Darren Howard (1) and Trent Cole (2) pull a stunt on that side, effectively dragging Mankins into the middle and forcing Light to pick up Howard and let the outside man go. Faulk is responsible for the linebacker in the middle who ends up 2nd-closest to Brady in the last frame. Koppen and Neal, as so often happens, end up double-teaming a player, but its hard to see how the scheme could have accounted for this blitz without cheating.
So while Brady is pressured on this play, this is one of several blitzes where I did not assign fault to any blocker. This is one where Brady has to recognize a protection problem and throw the hot read, as he does here.
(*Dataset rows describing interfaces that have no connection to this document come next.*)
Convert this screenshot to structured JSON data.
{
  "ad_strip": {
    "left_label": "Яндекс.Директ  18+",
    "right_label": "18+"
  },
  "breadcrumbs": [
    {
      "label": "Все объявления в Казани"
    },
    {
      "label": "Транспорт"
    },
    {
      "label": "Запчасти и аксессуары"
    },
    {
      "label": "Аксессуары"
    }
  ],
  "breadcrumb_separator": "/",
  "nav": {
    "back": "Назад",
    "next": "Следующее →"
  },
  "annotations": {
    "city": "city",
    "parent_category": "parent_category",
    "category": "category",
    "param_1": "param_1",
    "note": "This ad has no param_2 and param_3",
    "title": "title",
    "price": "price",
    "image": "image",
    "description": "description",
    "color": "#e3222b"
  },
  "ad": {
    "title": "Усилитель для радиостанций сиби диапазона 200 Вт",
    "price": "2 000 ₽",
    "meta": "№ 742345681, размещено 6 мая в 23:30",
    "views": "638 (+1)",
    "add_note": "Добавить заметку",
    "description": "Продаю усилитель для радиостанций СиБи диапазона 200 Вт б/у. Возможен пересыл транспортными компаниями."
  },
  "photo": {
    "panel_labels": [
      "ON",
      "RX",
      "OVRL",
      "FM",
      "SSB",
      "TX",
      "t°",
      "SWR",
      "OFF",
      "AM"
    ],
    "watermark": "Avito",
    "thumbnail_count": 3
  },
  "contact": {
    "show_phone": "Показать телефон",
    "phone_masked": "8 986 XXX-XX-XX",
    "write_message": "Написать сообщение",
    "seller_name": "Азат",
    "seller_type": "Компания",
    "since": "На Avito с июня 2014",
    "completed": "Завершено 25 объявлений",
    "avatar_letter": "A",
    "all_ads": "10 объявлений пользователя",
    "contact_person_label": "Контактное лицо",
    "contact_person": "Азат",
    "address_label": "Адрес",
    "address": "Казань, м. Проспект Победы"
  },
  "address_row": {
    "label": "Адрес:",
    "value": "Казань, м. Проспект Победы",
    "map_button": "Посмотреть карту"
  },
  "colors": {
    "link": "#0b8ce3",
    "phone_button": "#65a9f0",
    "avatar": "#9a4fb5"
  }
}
Another play at 13:40 in the 4th, a 4th and 4 that ended in an incomplete pass, was another overload blitz that ended in a pressure, this time between Neal and Kaczur. This time the blitz was a full-on overload, as the Pats had 6 people blocking 7 Eagles. Again, no blocker was credited.
so ur saying that koppen and kaczur did the worst job last game, do u remember at all on which side it was that philly blitzed most against?
and another note...in the previous 10 games, it was so that i saw NO pressure agaisnt Brady from the middle, the center and guards kept it completely sealed off, and the only way to get pressure was to get by the tackles with ur best ends...
that was not the case this game, it was the first time i saw the middle be so lost....i think koppen eitehr had a very bad game, or johnson is a complete DC genius...
however, im not quite as down on Koppen as u are, overall throughout the season, his numbers i would expect to be the best....
i think Kaczur needs to elevate his game, the rest of the O-line is doing well, in pass protections at least
Last time I lived in New England the Pats became a Dynasty